Tuesday, January 5, 2016

Blog Update Mayhem

Well, I was originally hoping to avoid writing a whole post on end-of-the-year meets beginning-of-the-year business, but I had too much to just put in the header or footer of a post. No worries--I'll be getting to fresh posts soon!


It's been an awesome first year for the blog! These seven-odd months have challenged me in new ways, stretched me as a writer, and encouraged me to become a thinking reader. I think I've surprised a person or two with how many Christian sci-fi and fantasy books exist, so the mission is proceeding as planned! (Do I cackle maniacally there? I'm not sure if it's quite villain laugh worthy. Hmph. I digress.)

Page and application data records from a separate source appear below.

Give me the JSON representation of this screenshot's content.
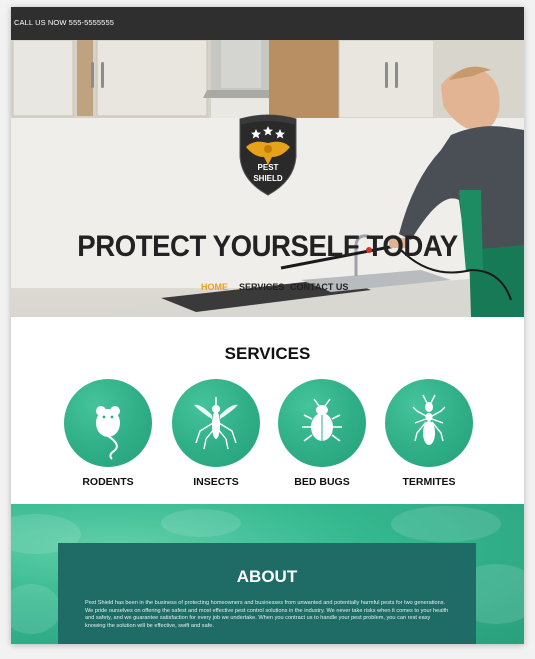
{
  "topbar": {
    "phone_text": "CALL US NOW 555-5555555"
  },
  "logo": {
    "line1": "PEST",
    "line2": "SHIELD",
    "shield_color": "#2a2a2a",
    "wings_color": "#e8a21a"
  },
  "hero": {
    "title": "PROTECT YOURSELF TODAY"
  },
  "nav": {
    "items": [
      {
        "label": "HOME",
        "active": true
      },
      {
        "label": "SERVICES",
        "active": false
      },
      {
        "label": "CONTACT US",
        "active": false
      }
    ],
    "active_color": "#e8a21a"
  },
  "services": {
    "title": "SERVICES",
    "items": [
      {
        "label": "RODENTS",
        "icon": "mouse-icon"
      },
      {
        "label": "INSECTS",
        "icon": "mosquito-icon"
      },
      {
        "label": "BED BUGS",
        "icon": "bedbug-icon"
      },
      {
        "label": "TERMITES",
        "icon": "termite-icon"
      }
    ],
    "accent": "#2fae86"
  },
  "about": {
    "title": "ABOUT",
    "body": "Pest Shield has been in the business of protecting homeowners and businesses from unwanted and potentially harmful pests for two generations. We pride ourselves on offering the safest and most effective pest control solutions in the industry. We never take risks when it comes to your health and safety, and we guarantee satisfaction for every job we undertake. When you contract us to handle your pest problem, you can rest easy knowing the solution will be effective, swift and safe.",
    "box_color": "#1f6b66"
  }
}
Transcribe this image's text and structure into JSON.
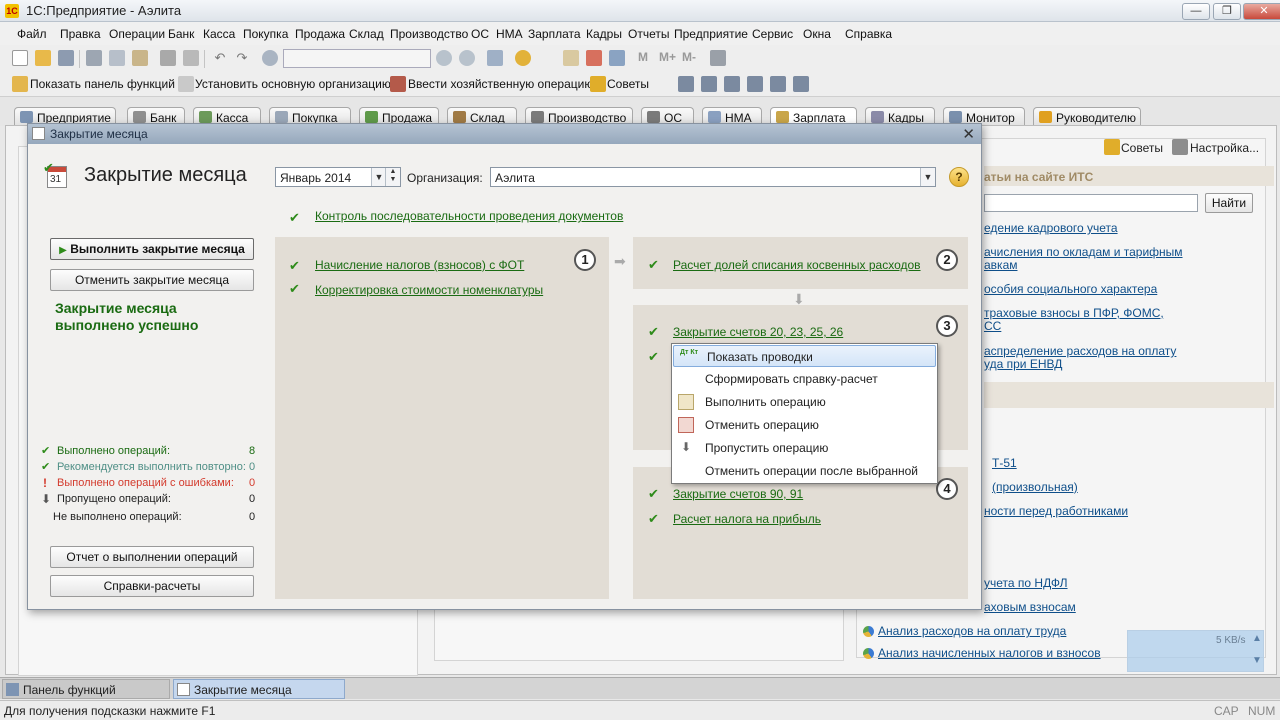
{
  "window": {
    "title": "1С:Предприятие - Аэлита"
  },
  "menu": [
    "Файл",
    "Правка",
    "Операции",
    "Банк",
    "Касса",
    "Покупка",
    "Продажа",
    "Склад",
    "Производство",
    "ОС",
    "НМА",
    "Зарплата",
    "Кадры",
    "Отчеты",
    "Предприятие",
    "Сервис",
    "Окна",
    "Справка"
  ],
  "toolbar2": {
    "show_panel": "Показать панель функций",
    "set_org": "Установить основную организацию",
    "enter_op": "Ввести хозяйственную операцию",
    "tips": "Советы"
  },
  "tabs": [
    "Предприятие",
    "Банк",
    "Касса",
    "Покупка",
    "Продажа",
    "Склад",
    "Производство",
    "ОС",
    "НМА",
    "Зарплата",
    "Кадры",
    "Монитор",
    "Руководителю"
  ],
  "background_right": {
    "tips": "Советы",
    "settings": "Настройка...",
    "its_title": "атьи на сайте ИТС",
    "find": "Найти",
    "links1": [
      "едение кадрового учета",
      "ачисления по окладам и тарифным",
      "авкам",
      "особия социального характера",
      "траховые взносы в ПФР, ФОМС,",
      "СС",
      "аспределение расходов на оплату",
      "уда при ЕНВД"
    ],
    "links2": [
      "Т-51",
      "(произвольная)",
      "ности перед работниками",
      "учета по НДФЛ",
      "аховым взносам"
    ],
    "analysis": [
      "Анализ расходов на оплату труда",
      "Анализ начисленных налогов и взносов"
    ],
    "net_speed": "5 KB/s"
  },
  "modal": {
    "title": "Закрытие месяца",
    "heading": "Закрытие месяца",
    "calendar_day": "31",
    "period": "Январь 2014",
    "org_label": "Организация:",
    "org_value": "Аэлита",
    "help": "?",
    "control_link": "Контроль последовательности проведения документов",
    "run_button": "Выполнить закрытие месяца",
    "cancel_button": "Отменить закрытие месяца",
    "result": "Закрытие месяца выполнено успешно",
    "stats": [
      {
        "label": "Выполнено операций:",
        "value": "8",
        "color": "#1a6b12"
      },
      {
        "label": "Рекомендуется выполнить повторно:",
        "value": "0",
        "color": "#4f8f86"
      },
      {
        "label": "Выполнено операций с ошибками:",
        "value": "0",
        "color": "#d33a2c"
      },
      {
        "label": "Пропущено операций:",
        "value": "0",
        "color": "#222222"
      },
      {
        "label": "Не выполнено операций:",
        "value": "0",
        "color": "#222222"
      }
    ],
    "report_button": "Отчет о выполнении операций",
    "refs_button": "Справки-расчеты",
    "steps": {
      "s1": {
        "num": "1",
        "ops": [
          "Начисление налогов (взносов) с ФОТ",
          "Корректировка стоимости номенклатуры"
        ]
      },
      "s2": {
        "num": "2",
        "ops": [
          "Расчет долей списания косвенных расходов"
        ]
      },
      "s3": {
        "num": "3",
        "ops": [
          "Закрытие счетов 20, 23, 25, 26"
        ]
      },
      "s4": {
        "num": "4",
        "ops": [
          "Закрытие счетов 90, 91",
          "Расчет налога на прибыль"
        ]
      }
    }
  },
  "context_menu": {
    "items": [
      "Показать проводки",
      "Сформировать справку-расчет",
      "Выполнить операцию",
      "Отменить операцию",
      "Пропустить операцию",
      "Отменить операции после выбранной"
    ],
    "dtkt_icon": "Дт Кт"
  },
  "taskbar": [
    "Панель функций",
    "Закрытие месяца"
  ],
  "statusbar": {
    "hint": "Для получения подсказки нажмите F1",
    "cap": "CAP",
    "num": "NUM"
  }
}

In all seriousness, you guys have really encouraged me. I never thought that the blog would come so far so fast. Some people might not think that seven followers and a dozen or so views per post is significant, but it's more than I dreamed I'd have at this point, so thank you! (Pat yourselves on the back here. I bet you didn't think you'd be getting a flexibility workout, did you?)

I re-designed the blog toward the end of the year to be a little more inviting while still looking "old". Let me know in the comments if you are still having trouble viewing anything because of colors, or if you think there's some way to make it better!

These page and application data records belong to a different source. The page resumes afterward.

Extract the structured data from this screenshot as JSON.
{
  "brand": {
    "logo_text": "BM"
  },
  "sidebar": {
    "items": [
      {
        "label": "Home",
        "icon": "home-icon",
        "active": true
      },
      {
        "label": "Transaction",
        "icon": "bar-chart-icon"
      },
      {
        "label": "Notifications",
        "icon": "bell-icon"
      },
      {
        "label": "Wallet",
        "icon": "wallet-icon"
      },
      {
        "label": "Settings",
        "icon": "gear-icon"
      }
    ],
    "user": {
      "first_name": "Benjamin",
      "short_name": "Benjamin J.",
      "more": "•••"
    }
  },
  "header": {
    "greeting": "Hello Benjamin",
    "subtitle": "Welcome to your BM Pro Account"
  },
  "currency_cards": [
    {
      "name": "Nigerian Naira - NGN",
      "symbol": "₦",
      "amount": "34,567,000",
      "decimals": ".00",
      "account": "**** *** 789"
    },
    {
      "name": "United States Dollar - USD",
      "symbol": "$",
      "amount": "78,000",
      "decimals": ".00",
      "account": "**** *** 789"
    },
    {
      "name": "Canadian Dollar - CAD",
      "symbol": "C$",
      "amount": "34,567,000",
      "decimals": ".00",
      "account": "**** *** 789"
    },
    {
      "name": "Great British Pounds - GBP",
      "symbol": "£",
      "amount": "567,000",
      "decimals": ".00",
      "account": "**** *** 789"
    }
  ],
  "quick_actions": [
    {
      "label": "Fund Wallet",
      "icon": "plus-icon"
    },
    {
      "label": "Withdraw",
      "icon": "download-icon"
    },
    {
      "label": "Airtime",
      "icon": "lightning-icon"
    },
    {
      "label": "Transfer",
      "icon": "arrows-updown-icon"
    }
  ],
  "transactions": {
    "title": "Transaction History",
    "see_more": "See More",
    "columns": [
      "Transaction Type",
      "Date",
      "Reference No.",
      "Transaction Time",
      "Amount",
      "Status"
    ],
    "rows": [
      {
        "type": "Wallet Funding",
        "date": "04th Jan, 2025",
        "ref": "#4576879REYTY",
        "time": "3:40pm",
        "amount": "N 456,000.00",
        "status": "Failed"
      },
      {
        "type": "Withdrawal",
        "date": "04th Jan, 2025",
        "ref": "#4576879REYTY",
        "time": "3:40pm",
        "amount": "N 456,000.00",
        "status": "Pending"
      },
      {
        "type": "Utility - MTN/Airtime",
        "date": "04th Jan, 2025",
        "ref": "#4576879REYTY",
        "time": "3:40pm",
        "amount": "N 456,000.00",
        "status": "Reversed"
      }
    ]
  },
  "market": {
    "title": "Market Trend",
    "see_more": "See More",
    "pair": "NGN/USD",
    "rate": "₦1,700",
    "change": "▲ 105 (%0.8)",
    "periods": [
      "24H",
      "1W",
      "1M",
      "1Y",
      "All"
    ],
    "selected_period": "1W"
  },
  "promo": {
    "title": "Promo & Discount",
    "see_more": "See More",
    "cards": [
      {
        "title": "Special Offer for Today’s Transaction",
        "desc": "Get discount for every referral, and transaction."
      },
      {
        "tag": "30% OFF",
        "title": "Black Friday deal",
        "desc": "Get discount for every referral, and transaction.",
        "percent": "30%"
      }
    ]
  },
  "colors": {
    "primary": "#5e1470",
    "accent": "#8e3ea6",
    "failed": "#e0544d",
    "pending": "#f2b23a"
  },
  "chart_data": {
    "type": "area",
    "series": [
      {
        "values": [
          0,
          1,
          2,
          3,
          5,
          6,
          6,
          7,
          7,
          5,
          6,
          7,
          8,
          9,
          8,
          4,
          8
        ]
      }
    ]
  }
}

While the end-of-year craziness was in progress, I posted a little less frequently than normal. However, that gave me some time to think of some new post ideas to kick off the new year. 

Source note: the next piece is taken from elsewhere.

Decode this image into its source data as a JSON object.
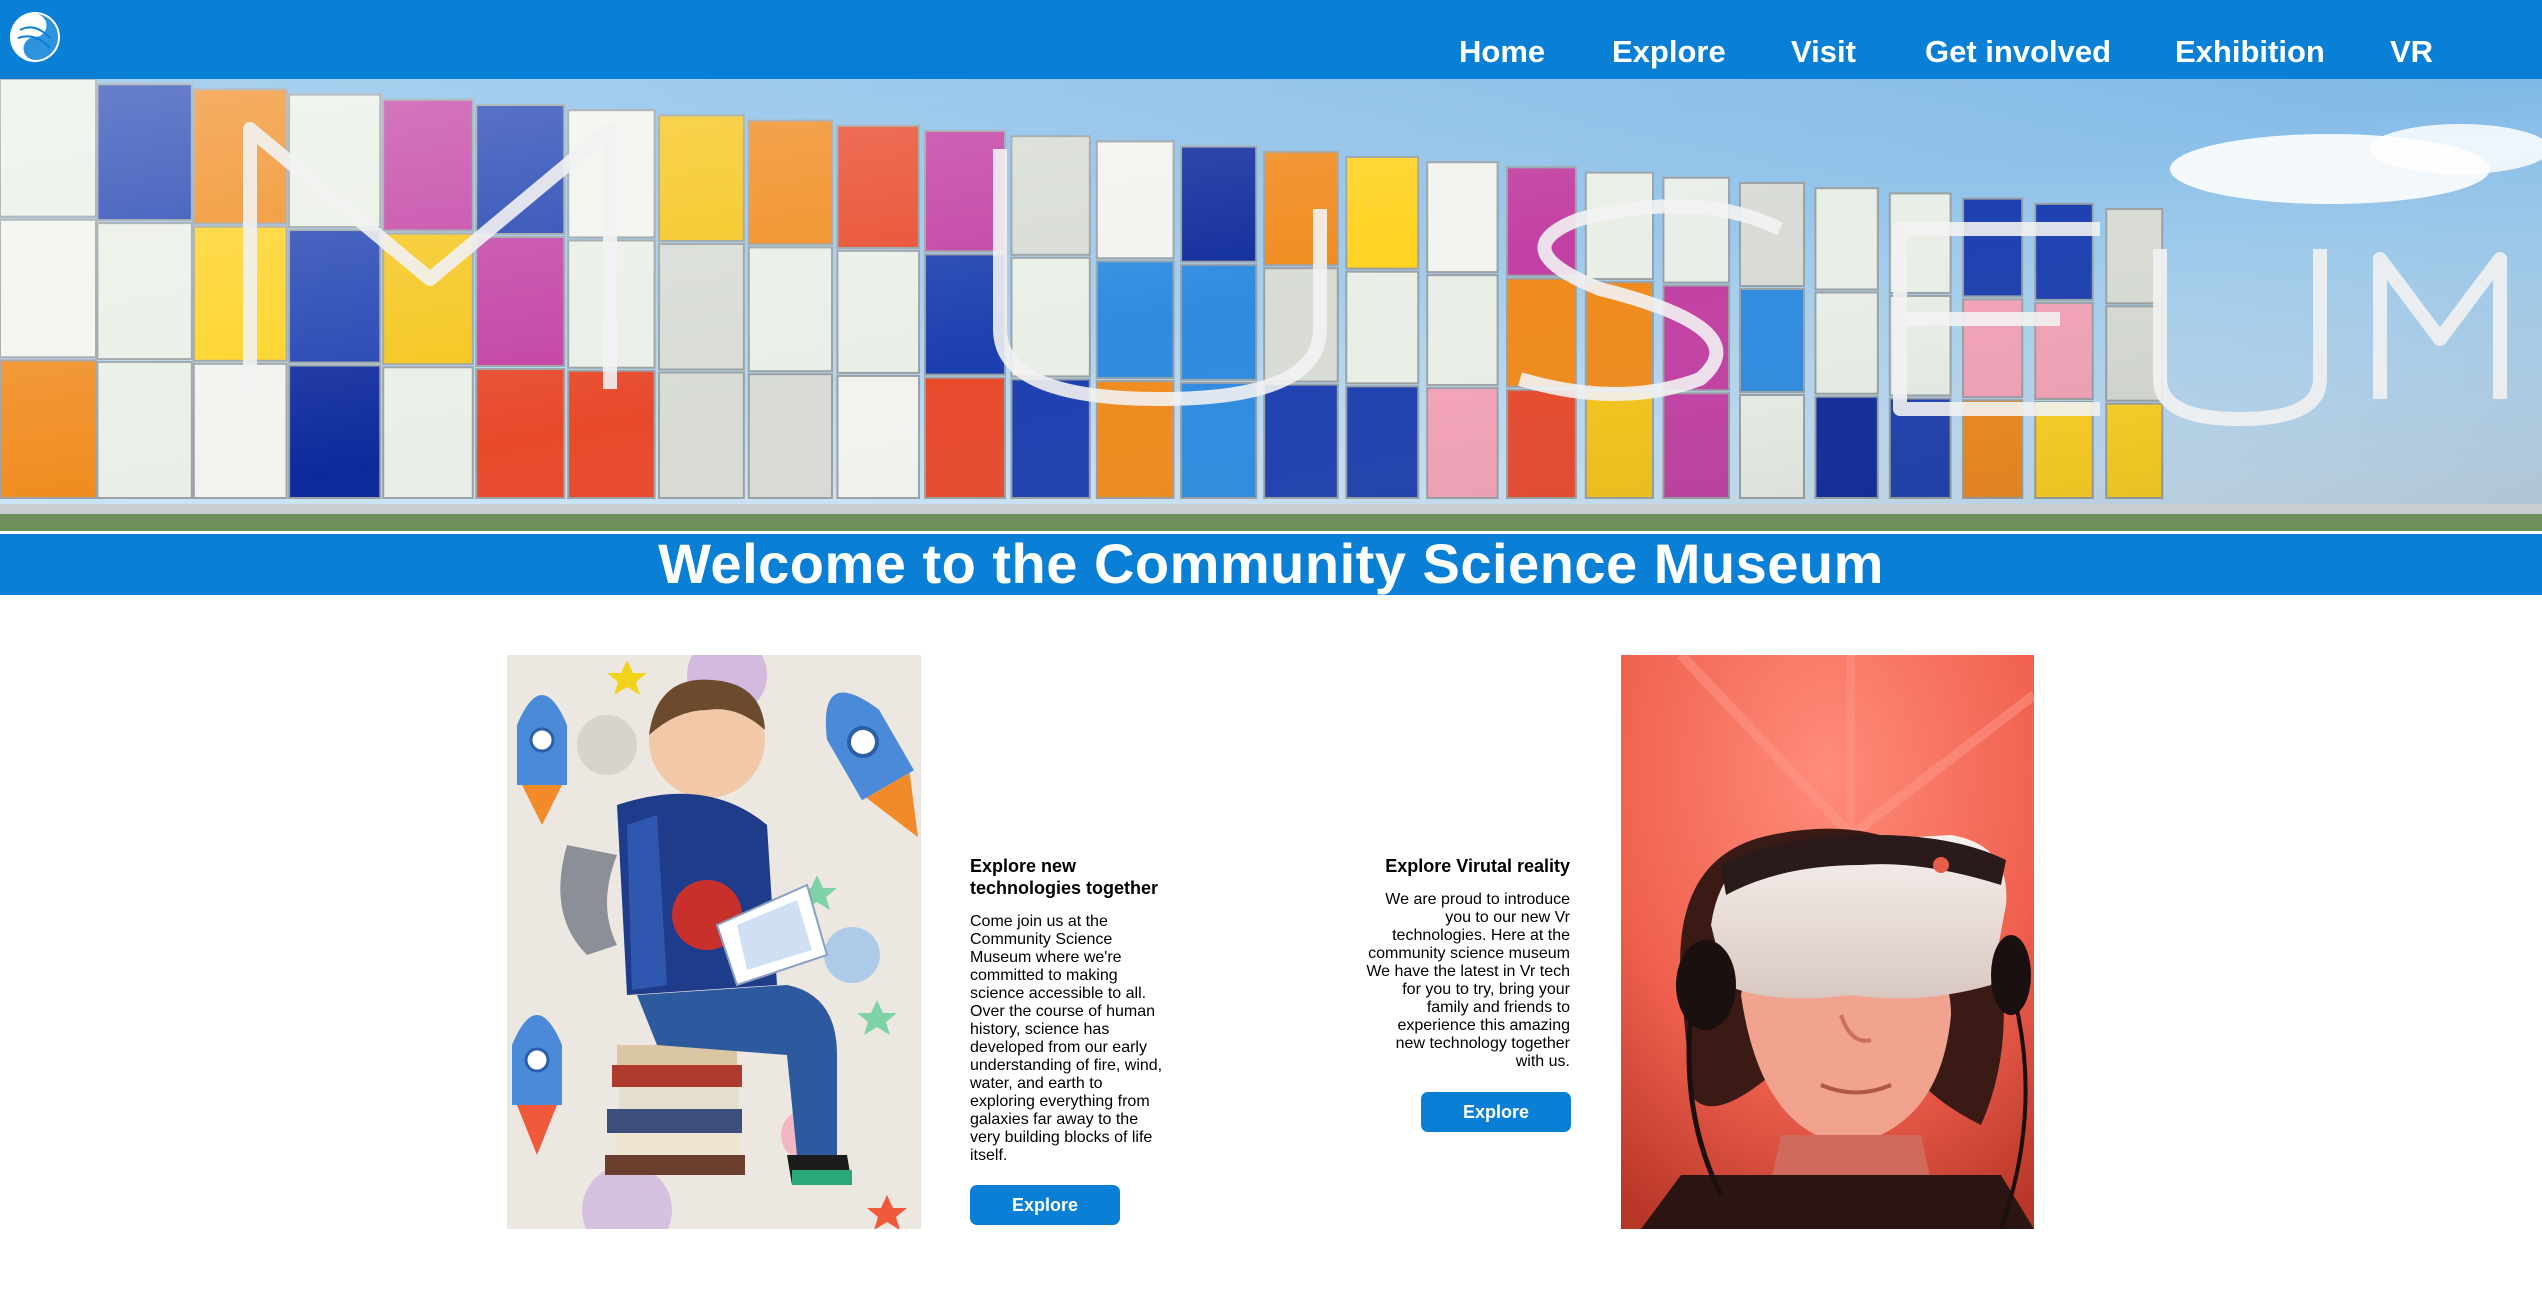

So, in addition to Friday Fiction Fix, I'll be starting a series on writing habits/my personal writing process. (Oh dear. That means I actually can't wander about willy-nilly without a writing process any more.) That will start next Tuesday, a week from today. Any extra posts/random thoughts that pop through my head will be posted on Wednesdays or Thursdays on a very irregular basis.

I will be looking for guest posters toward the end of April/beginning of May and again in July, as well as (possibly) at other times. If you're interested, shoot me an email using the contact form in the left column. I'll take anything from discussions of sci-fi movies to fantasy book reviews to articles about writing to opinions on the current publishing industry, so long as articles are clean (no foul language, overt sexual references, or rudeness), well-revised, and written from a Christian worldview. I'll post another reminder about the opportunities once the dates get closer and I have a better idea of how many articles I'll need. 

I also thought I'd share my writing/reading goals of 2016:
  • Read 60 books. You can follow my progress on Good Reads, where you can also give me book suggestions.
  • Write 5,000 words/ week. I wrote nothing in any WIP in December after writing 50k in November. That tells me that setting a goal will light a fire under my rear end to keep me writing. I've even created a graph on my computer so I can see how well I'm doing. 
  • Rewrite Crossfire, the second book in my dystopian series. It needs it. 
  • Finish and then edit or rewrite Fractures, my fantasy book from NaNo this year. I have the gut feeling it's going to need rewritten before anything else can happen.
  • Plan and write the first draft of Crosshairs, the third (and final?) book in my dystopian series. We'll see if that ends up being the actual title or not. 
  • Revisit an old project. I have a couple really old stories floating around in flash drives and battered notebooks. I'd like to revisit one or more of them and see what can be done with them. 
  • Continue to grow the blog. I intend to keep posting twice a week (and maybe even add in a third post over the summer months). I'm also hoping to get involved with more authors, a blog tour or two, and some other fun projects. 
  • Follow/comment on more blogs. I probably have more than 10 blogs in my reading list. I'd like to comment more regularly on some of them. It's amazing how much getting a comment can brighten your day as a blogger! (If you have a blog and I don't currently follow it, leave a link in the comments below and I'll stop by to check it out.)
How was your 2015? What are your writing/reading goals for 2016?